Acorn flour is more complicated than mesquite or beautyberry flour, but still relatively simple. There’s no chemistry or special procedures needed, it can just take a little longer. That’s why it’s good to do in bulk and then store the flour for later use.
Before you do anything else, you have to gather up a bunch of acorns of course. And not all acorns are the same. Some are bigger, some are smaller. Some are sweeter, some are more bitter. Generally, but not always, the bigger the acorn, the less bitter it is (it also has to do with the species of oak tree). It’s this bitterness that we want to get out of the acorns before we make them into flour.
First you’ll want to crack them open and chop the meat up into smaller pieces. Then toss them into the blender, just like making mesquite flour, and grind them up. It helps to add some water to the blender, to ensure they grind up easier. Next take the slurry mix and pour it into a large glass jar; an old pickle jar will do perfectly. This jar is where making acorn flour takes the longest. Let your ground up acorns sit in the jar in your fridge and leach their bitterness into the water. Everyday, pour out the coffee colored water in the jar and re-fill with fresh water from the tap. Give the jar a good shake to mix things back up and stick back in the fridge.
This process, depending on the type of acorns, can take a few days to a week or more. The acorns are done leaching once the flour no longer tastes bitter. Generally, “white” oaks are less bitter and take much less time, while “red” oaks can take much longer. While technically a “white” oak, live oak acorns can be so bitter, as to not be even worth the trouble. We get all our acorns from burr oaks; a moist soil loving “white” oak variety with the biggest acorns you’ll ever see.
After the flour is done leaching, simply pour it through a cheese cloth or other clean rag to squeeze the water out and place in either a dehydrator or on a cookie sheet in the oven at the lowest temp to dry. Once dried, run back through a blender or other grinder to bring to a fine, floury consistency.

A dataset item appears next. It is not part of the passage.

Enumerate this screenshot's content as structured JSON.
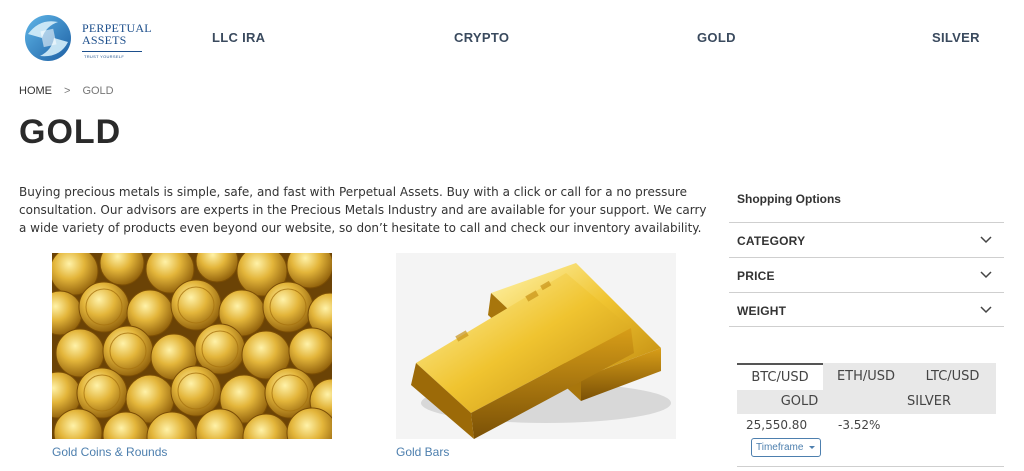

Although acorn flour can take some time, acorns are full of protein and healthy oils and fats. Preserving these oils into the final flour, by using this cold-leaching method, allows these oils to act like a binder when making acorn pancakes or pizza or muffins etc.